On December 5th, Becky Wilkinson, MSW, CWSA and Regional Behavioral Health Outreach Program Manager at Providence Health presented a Collective-sponsored webinar through Inside Digital Health on addressing social determinants of health (SDOH). She shared details of a multi-faceted outreach program focusing on at-risk patients in clinics, emergency departments (EDs), and other care settings.
The Providence Better Outcomes thru Bridges (BOB) program focuses on helping the community’s most vulnerable patients—with the goal of empowering individuals by meeting them where they are (both figuratively and literally), helping them create goals, and ultimately allowing the patient to guide their own care. Becky shared how this trauma-informed care can help redefine the meaning of success for each individual.
Becky went on to discuss Providence’s rural health clinic outpatient program, which started about a year ago. Providence now has an outreach team based out of internal and family medicine that screens every patient with Medicare and Medicaid for SDOH. Eligible patients are offered navigation assistance for needs like food, transportation, and housing.

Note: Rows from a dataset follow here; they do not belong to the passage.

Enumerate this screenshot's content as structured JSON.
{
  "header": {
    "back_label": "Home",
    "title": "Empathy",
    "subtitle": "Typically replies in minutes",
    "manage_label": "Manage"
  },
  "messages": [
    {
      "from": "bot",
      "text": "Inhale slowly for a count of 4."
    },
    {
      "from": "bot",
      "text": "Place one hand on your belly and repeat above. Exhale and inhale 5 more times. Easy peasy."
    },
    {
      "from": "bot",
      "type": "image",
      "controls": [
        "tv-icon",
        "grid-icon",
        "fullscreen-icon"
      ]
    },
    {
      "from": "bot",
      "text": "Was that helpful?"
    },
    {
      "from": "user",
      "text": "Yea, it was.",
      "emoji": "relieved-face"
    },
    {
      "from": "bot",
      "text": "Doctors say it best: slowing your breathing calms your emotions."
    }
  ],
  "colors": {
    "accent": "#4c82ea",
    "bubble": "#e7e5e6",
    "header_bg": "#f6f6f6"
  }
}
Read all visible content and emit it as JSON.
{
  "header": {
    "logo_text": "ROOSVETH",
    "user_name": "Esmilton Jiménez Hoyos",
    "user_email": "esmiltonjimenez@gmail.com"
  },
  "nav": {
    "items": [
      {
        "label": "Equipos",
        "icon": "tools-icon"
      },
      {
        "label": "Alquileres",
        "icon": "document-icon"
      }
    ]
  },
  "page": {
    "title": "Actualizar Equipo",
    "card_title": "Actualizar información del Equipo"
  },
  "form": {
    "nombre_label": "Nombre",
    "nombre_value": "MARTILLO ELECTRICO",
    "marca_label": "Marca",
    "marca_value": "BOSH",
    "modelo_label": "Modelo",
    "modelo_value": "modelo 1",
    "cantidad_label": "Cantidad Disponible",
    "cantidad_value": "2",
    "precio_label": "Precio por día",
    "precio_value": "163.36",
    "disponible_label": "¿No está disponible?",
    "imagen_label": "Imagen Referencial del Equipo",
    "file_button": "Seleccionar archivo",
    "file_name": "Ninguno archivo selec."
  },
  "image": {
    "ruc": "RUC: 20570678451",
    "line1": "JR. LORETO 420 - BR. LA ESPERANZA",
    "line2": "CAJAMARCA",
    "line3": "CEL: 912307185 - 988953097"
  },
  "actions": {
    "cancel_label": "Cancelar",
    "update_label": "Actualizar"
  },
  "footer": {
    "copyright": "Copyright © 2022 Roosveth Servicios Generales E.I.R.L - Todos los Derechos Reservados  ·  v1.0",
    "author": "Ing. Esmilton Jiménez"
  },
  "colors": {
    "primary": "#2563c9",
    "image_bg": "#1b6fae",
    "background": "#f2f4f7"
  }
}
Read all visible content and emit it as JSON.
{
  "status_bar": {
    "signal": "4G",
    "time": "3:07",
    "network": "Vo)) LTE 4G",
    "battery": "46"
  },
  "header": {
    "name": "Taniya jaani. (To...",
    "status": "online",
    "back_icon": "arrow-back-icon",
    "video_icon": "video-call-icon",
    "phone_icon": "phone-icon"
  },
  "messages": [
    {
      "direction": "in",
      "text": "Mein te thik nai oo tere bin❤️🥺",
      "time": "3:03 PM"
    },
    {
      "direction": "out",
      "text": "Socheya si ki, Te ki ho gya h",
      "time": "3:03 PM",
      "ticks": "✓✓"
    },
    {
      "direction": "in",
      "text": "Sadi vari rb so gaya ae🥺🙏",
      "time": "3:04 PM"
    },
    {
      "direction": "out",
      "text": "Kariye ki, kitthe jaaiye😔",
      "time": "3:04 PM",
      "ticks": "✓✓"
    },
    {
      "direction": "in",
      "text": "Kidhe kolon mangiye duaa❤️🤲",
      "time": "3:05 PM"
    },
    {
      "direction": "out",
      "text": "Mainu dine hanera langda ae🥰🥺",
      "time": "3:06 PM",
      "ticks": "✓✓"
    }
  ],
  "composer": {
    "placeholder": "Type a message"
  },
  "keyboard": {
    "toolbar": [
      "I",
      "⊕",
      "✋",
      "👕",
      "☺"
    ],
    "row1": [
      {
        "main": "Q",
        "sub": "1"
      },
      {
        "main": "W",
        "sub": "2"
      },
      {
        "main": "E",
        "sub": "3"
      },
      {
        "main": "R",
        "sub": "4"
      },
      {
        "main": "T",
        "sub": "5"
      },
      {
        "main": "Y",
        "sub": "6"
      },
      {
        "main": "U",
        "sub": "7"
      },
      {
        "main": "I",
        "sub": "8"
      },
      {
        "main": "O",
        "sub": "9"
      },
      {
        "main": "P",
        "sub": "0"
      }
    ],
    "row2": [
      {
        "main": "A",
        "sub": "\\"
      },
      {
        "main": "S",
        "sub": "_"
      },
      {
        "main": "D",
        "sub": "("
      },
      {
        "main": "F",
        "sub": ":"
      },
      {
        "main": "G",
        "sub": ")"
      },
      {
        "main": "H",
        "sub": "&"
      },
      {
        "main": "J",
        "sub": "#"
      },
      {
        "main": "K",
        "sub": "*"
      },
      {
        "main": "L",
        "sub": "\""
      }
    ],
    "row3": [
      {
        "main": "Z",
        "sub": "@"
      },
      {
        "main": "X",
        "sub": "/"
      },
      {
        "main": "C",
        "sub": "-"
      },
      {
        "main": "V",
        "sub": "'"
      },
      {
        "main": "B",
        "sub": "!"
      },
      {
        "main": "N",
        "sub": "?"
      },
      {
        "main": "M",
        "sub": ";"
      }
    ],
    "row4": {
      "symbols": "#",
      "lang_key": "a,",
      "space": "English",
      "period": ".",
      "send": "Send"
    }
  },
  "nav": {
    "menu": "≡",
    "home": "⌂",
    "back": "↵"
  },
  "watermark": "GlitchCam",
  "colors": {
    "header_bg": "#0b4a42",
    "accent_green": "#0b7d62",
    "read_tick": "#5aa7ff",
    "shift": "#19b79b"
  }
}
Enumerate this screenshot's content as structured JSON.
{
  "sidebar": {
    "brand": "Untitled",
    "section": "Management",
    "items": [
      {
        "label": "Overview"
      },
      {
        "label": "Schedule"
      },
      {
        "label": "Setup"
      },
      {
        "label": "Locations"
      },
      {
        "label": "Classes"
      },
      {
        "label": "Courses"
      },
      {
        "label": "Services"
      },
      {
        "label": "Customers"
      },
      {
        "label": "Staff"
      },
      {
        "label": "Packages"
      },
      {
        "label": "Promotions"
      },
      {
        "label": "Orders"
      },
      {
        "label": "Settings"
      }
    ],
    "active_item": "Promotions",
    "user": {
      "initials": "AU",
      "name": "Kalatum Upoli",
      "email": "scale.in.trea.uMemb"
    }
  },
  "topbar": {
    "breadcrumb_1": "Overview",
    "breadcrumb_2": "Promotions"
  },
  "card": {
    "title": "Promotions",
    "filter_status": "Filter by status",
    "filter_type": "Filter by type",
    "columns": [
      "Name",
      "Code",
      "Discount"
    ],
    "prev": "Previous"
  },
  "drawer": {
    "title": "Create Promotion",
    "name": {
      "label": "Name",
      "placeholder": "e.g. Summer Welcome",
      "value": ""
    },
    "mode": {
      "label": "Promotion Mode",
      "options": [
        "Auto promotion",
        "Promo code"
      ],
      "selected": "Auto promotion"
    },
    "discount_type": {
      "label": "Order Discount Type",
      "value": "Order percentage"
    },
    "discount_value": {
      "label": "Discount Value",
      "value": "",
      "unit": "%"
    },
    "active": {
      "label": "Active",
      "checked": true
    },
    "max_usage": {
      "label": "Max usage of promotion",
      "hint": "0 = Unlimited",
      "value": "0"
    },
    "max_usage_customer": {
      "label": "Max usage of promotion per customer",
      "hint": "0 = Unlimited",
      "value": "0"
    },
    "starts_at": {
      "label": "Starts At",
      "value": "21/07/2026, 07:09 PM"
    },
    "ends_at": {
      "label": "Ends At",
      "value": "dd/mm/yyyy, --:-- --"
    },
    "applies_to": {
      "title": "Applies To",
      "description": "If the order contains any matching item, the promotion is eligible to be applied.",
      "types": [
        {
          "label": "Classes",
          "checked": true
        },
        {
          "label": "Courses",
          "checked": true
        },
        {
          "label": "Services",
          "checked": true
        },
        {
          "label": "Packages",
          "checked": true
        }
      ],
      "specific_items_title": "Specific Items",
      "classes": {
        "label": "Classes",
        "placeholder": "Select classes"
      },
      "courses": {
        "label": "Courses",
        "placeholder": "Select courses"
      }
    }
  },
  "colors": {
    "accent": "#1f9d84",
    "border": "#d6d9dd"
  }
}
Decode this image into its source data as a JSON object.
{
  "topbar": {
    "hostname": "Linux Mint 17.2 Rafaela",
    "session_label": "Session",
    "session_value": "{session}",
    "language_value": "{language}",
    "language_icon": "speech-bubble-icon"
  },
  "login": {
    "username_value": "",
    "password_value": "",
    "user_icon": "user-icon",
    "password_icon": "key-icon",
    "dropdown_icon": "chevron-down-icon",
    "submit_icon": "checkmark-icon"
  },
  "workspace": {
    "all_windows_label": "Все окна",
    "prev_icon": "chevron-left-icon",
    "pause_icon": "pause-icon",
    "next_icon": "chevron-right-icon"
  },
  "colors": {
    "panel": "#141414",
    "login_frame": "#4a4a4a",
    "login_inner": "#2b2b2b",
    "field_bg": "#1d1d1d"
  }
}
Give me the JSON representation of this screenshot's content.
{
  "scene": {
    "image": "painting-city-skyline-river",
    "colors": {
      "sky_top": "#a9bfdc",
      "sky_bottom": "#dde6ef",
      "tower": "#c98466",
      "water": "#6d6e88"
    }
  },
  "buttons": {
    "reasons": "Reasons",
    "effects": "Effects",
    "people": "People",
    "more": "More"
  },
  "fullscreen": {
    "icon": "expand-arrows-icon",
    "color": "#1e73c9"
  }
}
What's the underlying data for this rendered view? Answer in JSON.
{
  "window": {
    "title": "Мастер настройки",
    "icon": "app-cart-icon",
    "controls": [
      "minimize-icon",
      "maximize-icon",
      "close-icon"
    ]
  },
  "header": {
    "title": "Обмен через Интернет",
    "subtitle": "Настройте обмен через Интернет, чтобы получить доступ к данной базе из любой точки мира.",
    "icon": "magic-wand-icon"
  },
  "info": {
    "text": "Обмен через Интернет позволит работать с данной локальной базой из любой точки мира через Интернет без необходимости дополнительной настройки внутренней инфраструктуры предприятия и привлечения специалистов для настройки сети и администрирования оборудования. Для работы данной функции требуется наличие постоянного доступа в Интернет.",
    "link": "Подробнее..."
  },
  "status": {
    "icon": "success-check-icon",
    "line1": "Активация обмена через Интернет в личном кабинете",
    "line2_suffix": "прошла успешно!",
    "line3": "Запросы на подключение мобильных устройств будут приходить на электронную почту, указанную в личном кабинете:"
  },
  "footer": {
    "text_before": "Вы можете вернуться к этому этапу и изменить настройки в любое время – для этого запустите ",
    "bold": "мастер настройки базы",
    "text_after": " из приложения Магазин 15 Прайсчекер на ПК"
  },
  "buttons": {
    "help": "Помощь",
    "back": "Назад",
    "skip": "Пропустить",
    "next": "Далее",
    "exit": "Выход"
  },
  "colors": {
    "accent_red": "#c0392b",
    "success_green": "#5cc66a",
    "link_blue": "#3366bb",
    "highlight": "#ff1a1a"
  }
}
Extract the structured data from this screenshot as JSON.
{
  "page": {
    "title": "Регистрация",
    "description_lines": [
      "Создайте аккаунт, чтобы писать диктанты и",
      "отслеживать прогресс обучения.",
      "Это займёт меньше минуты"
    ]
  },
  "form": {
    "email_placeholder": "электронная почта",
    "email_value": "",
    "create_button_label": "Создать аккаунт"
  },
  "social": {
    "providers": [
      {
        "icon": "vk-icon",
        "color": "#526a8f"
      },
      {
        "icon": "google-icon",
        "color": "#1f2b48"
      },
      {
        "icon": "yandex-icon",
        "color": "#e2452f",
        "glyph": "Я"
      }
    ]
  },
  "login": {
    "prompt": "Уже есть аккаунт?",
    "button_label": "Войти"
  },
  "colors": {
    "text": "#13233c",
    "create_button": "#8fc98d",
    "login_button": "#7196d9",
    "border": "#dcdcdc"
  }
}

In addition to clinic outreach, the BOB program also focuses on ED-specific outreach for patients with either six ED visits in six weeks or 20 visits in 12 months, and a diagnosed behavioral health condition. Patients who meet this criteria are then referred to the ED-specific multidisciplinary team that meets monthly to discuss the needs of the most vulnerable patients and create care plans to help them.
A key part of the BOB program is helping homeless patients—38 percent of BOB clients have identified as homeless or facing imminent homelessness. The BOB team had been able to connect 25 percent of those clients to stable housing, but they wanted to do more. Becky shared how the team started looking for additional ways to help more patients get into housing and detailed two partnerships allowing Providence to achieve that goal.
In 2018, the BOB team met with the Metropolitan Alliance for Common Good (MACG) Clackamas housing team, which wanted to introduce safe overnight shelter options to the area, but lacked the necessary case management resources to do so. Providence and MACG were able to partner together to introduce overnight shelter options on various properties in and around the county. They worked with landowners, businesses, churches, and other organizations to secure space for overnight parking or tiny huts. Becky shared that these smaller, scattered shelter models have proven to be successful because they can easily be moved or modified as needed.
Another project focused on homelessness is the Agape Village partnership, where a village of 15 tiny homes have just finished being built behind a local church. Becky expressed her excitement for the completion of this project and explained that the BOB team gets to use two of the homes for patients leaving the ED in exchange for case management and on-site peer support services. The BOB team is hoping to start placing patients in tiny homes later this month.
BOB Program Outcomes
Becky discussed that these small, community-driven solutions might not solve everything, but make a big difference to the people who are able to get off the streets. She shared a heartwarming story about “Kevin,” who was in need of housing but was struggling due to chronic pain, a substance use disorder, and a felony on his record. Kevin is now living in an apartment and working full-time at a nonprofit thanks to the help of the BOB team, combined with his determination to overcome barriers.
Yet, the impact of the efforts made by Providence Health and the BOB team have been noticed in the community, and beyond. Around 42 percent of BOB clients have shown a 50 percent reduction in ED utilization. But most importantly, patients are getting the care they need, and individuals are getting off the street and back on their feet.
To learn more about Providence Health’s BOB program, you can view the webinar here.
Content Marketing Specialist